- What is required -
You are asked to filter the data below and copy every line holding "title".

==============================

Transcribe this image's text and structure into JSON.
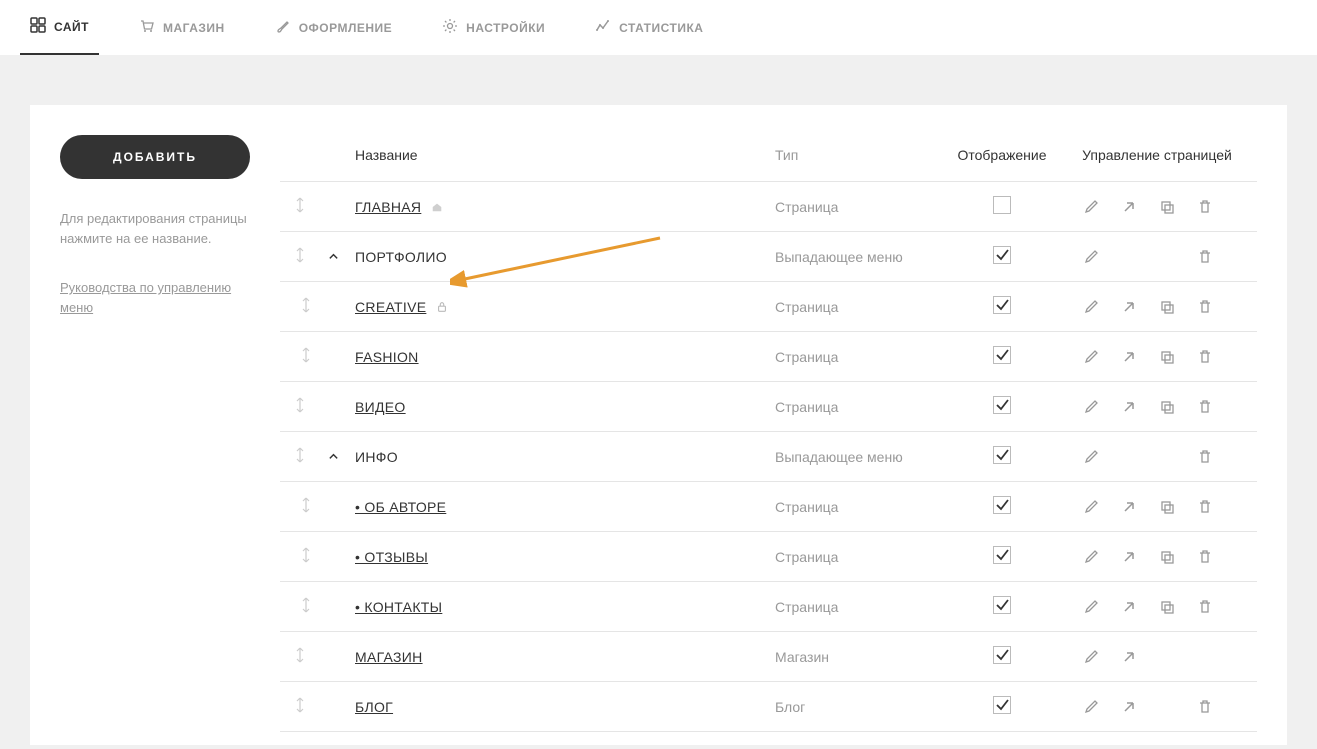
{
  "topnav": {
    "items": [
      {
        "id": "site",
        "label": "САЙТ",
        "active": true,
        "icon": "grid"
      },
      {
        "id": "shop",
        "label": "МАГАЗИН",
        "active": false,
        "icon": "cart"
      },
      {
        "id": "design",
        "label": "ОФОРМЛЕНИЕ",
        "active": false,
        "icon": "brush"
      },
      {
        "id": "settings",
        "label": "НАСТРОЙКИ",
        "active": false,
        "icon": "gear"
      },
      {
        "id": "stats",
        "label": "СТАТИСТИКА",
        "active": false,
        "icon": "stats"
      }
    ]
  },
  "sidebar": {
    "add_button": "ДОБАВИТЬ",
    "help_text": "Для редактирования страницы нажмите на ее название.",
    "guide_link": "Руководства по управлению меню"
  },
  "table": {
    "headers": {
      "name": "Название",
      "type": "Тип",
      "visibility": "Отображение",
      "manage": "Управление страницей"
    },
    "rows": [
      {
        "name": "ГЛАВНАЯ",
        "link": true,
        "type": "Страница",
        "level": 0,
        "expandable": false,
        "checked": false,
        "home": true,
        "lock": false,
        "actions": [
          "edit",
          "open",
          "copy",
          "delete"
        ]
      },
      {
        "name": "ПОРТФОЛИО",
        "link": false,
        "type": "Выпадающее меню",
        "level": 0,
        "expandable": true,
        "checked": true,
        "home": false,
        "lock": false,
        "actions": [
          "edit",
          "",
          "",
          "delete"
        ]
      },
      {
        "name": "CREATIVE",
        "link": true,
        "type": "Страница",
        "level": 1,
        "expandable": false,
        "checked": true,
        "home": false,
        "lock": true,
        "actions": [
          "edit",
          "open",
          "copy",
          "delete"
        ]
      },
      {
        "name": "FASHION",
        "link": true,
        "type": "Страница",
        "level": 1,
        "expandable": false,
        "checked": true,
        "home": false,
        "lock": false,
        "actions": [
          "edit",
          "open",
          "copy",
          "delete"
        ]
      },
      {
        "name": "ВИДЕО",
        "link": true,
        "type": "Страница",
        "level": 0,
        "expandable": false,
        "checked": true,
        "home": false,
        "lock": false,
        "actions": [
          "edit",
          "open",
          "copy",
          "delete"
        ]
      },
      {
        "name": "ИНФО",
        "link": false,
        "type": "Выпадающее меню",
        "level": 0,
        "expandable": true,
        "checked": true,
        "home": false,
        "lock": false,
        "actions": [
          "edit",
          "",
          "",
          "delete"
        ]
      },
      {
        "name": "• ОБ АВТОРЕ",
        "link": true,
        "type": "Страница",
        "level": 1,
        "expandable": false,
        "checked": true,
        "home": false,
        "lock": false,
        "actions": [
          "edit",
          "open",
          "copy",
          "delete"
        ]
      },
      {
        "name": "• ОТЗЫВЫ",
        "link": true,
        "type": "Страница",
        "level": 1,
        "expandable": false,
        "checked": true,
        "home": false,
        "lock": false,
        "actions": [
          "edit",
          "open",
          "copy",
          "delete"
        ]
      },
      {
        "name": "• КОНТАКТЫ",
        "link": true,
        "type": "Страница",
        "level": 1,
        "expandable": false,
        "checked": true,
        "home": false,
        "lock": false,
        "actions": [
          "edit",
          "open",
          "copy",
          "delete"
        ]
      },
      {
        "name": "МАГАЗИН",
        "link": true,
        "type": "Магазин",
        "level": 0,
        "expandable": false,
        "checked": true,
        "home": false,
        "lock": false,
        "actions": [
          "edit",
          "open",
          "",
          ""
        ]
      },
      {
        "name": "БЛОГ",
        "link": true,
        "type": "Блог",
        "level": 0,
        "expandable": false,
        "checked": true,
        "home": false,
        "lock": false,
        "actions": [
          "edit",
          "open",
          "",
          "delete"
        ]
      }
    ]
  },
  "annotation": {
    "arrow_color": "#e79a2f"
  }
}
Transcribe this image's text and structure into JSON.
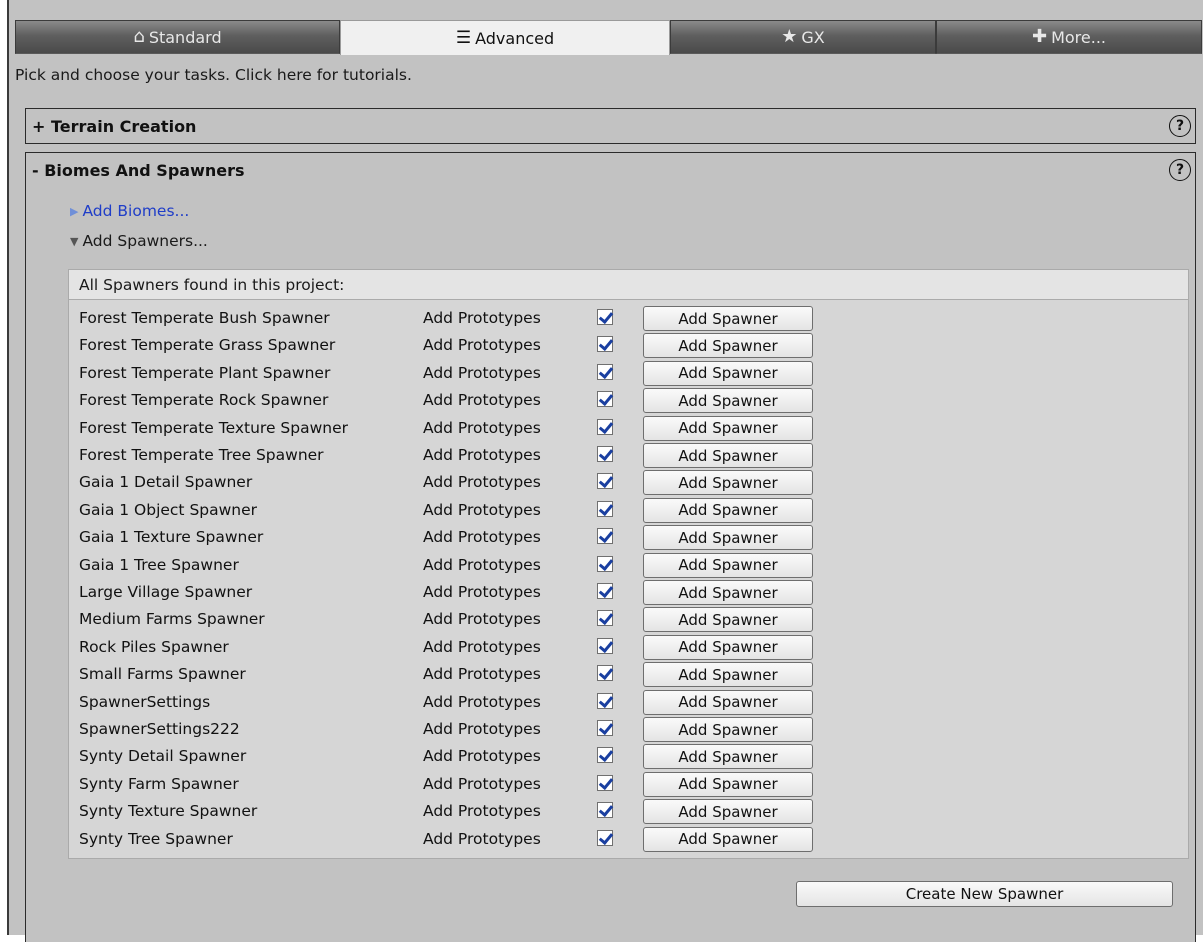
{
  "tabs": [
    {
      "label": "Standard",
      "icon": "house-icon",
      "glyph": "⌂",
      "active": false
    },
    {
      "label": "Advanced",
      "icon": "list-icon",
      "glyph": "☰",
      "active": true
    },
    {
      "label": "GX",
      "icon": "star-icon",
      "glyph": "★",
      "active": false
    },
    {
      "label": "More...",
      "icon": "plus-icon",
      "glyph": "✚",
      "active": false
    }
  ],
  "intro": "Pick and choose your tasks. Click here for tutorials.",
  "sections": {
    "terrain": {
      "toggle": "+",
      "title": "Terrain Creation",
      "help": "?"
    },
    "biomes": {
      "toggle": "-",
      "title": "Biomes And Spawners",
      "help": "?"
    }
  },
  "foldouts": {
    "biomes": {
      "arrow": "▶",
      "label": "Add Biomes..."
    },
    "spawners": {
      "arrow": "▼",
      "label": "Add Spawners..."
    }
  },
  "spawner_panel": {
    "title": "All Spawners found in this project:",
    "proto_label": "Add Prototypes",
    "add_label": "Add Spawner",
    "rows": [
      {
        "name": "Forest Temperate Bush Spawner",
        "checked": true
      },
      {
        "name": "Forest Temperate Grass Spawner",
        "checked": true
      },
      {
        "name": "Forest Temperate Plant Spawner",
        "checked": true
      },
      {
        "name": "Forest Temperate Rock Spawner",
        "checked": true
      },
      {
        "name": "Forest Temperate Texture Spawner",
        "checked": true
      },
      {
        "name": "Forest Temperate Tree Spawner",
        "checked": true
      },
      {
        "name": "Gaia 1 Detail Spawner",
        "checked": true
      },
      {
        "name": "Gaia 1 Object Spawner",
        "checked": true
      },
      {
        "name": "Gaia 1 Texture Spawner",
        "checked": true
      },
      {
        "name": "Gaia 1 Tree Spawner",
        "checked": true
      },
      {
        "name": "Large Village Spawner",
        "checked": true
      },
      {
        "name": "Medium Farms Spawner",
        "checked": true
      },
      {
        "name": "Rock Piles Spawner",
        "checked": true
      },
      {
        "name": "Small Farms Spawner",
        "checked": true
      },
      {
        "name": "SpawnerSettings",
        "checked": true
      },
      {
        "name": "SpawnerSettings222",
        "checked": true
      },
      {
        "name": "Synty Detail Spawner",
        "checked": true
      },
      {
        "name": "Synty Farm Spawner",
        "checked": true
      },
      {
        "name": "Synty Texture Spawner",
        "checked": true
      },
      {
        "name": "Synty Tree Spawner",
        "checked": true
      }
    ]
  },
  "create_button": "Create New Spawner"
}
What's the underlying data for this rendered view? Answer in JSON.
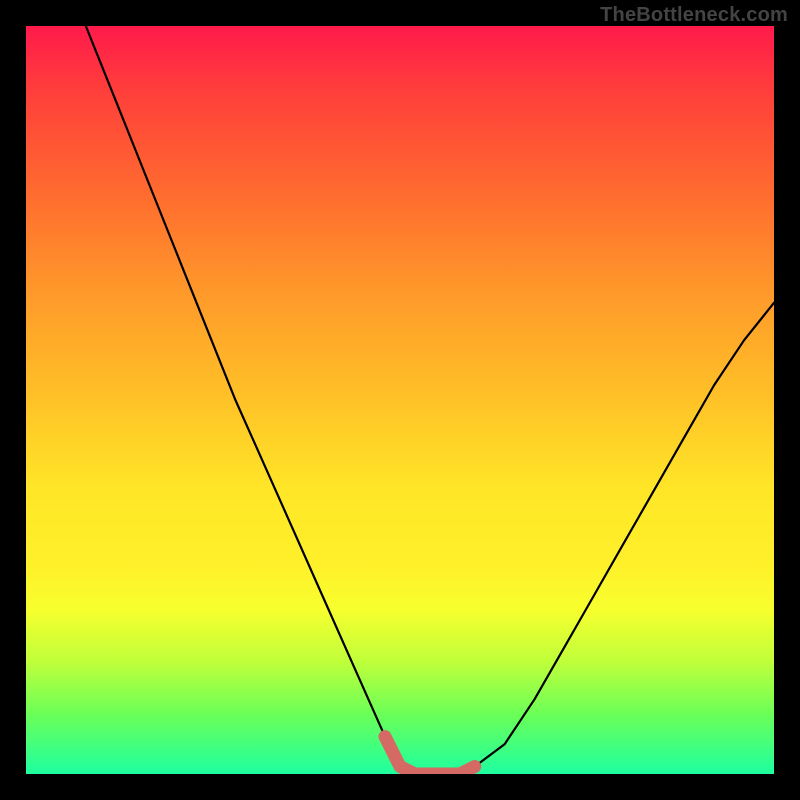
{
  "attribution": "TheBottleneck.com",
  "chart_data": {
    "type": "line",
    "title": "",
    "xlabel": "",
    "ylabel": "",
    "xlim": [
      0,
      100
    ],
    "ylim": [
      0,
      100
    ],
    "series": [
      {
        "name": "curve",
        "x": [
          8,
          12,
          16,
          20,
          24,
          28,
          32,
          36,
          40,
          44,
          48,
          50,
          52,
          54,
          56,
          58,
          60,
          64,
          68,
          72,
          76,
          80,
          84,
          88,
          92,
          96,
          100
        ],
        "values": [
          100,
          90,
          80,
          70,
          60,
          50,
          41,
          32,
          23,
          14,
          5,
          1,
          0,
          0,
          0,
          0,
          1,
          4,
          10,
          17,
          24,
          31,
          38,
          45,
          52,
          58,
          63
        ]
      }
    ],
    "annotations": {
      "highlight_segment": {
        "x_start": 48,
        "x_end": 60,
        "y_approx": 0
      }
    }
  },
  "colors": {
    "curve": "#000000",
    "highlight": "#d46a63",
    "background_top": "#ff1a4b",
    "background_bottom": "#1effa0"
  }
}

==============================

- Response to the task -
      "title": "Terrain Creation",
      "title": "Biomes And Spawners",
    "title": "All Spawners found in this project:",
    "title": "",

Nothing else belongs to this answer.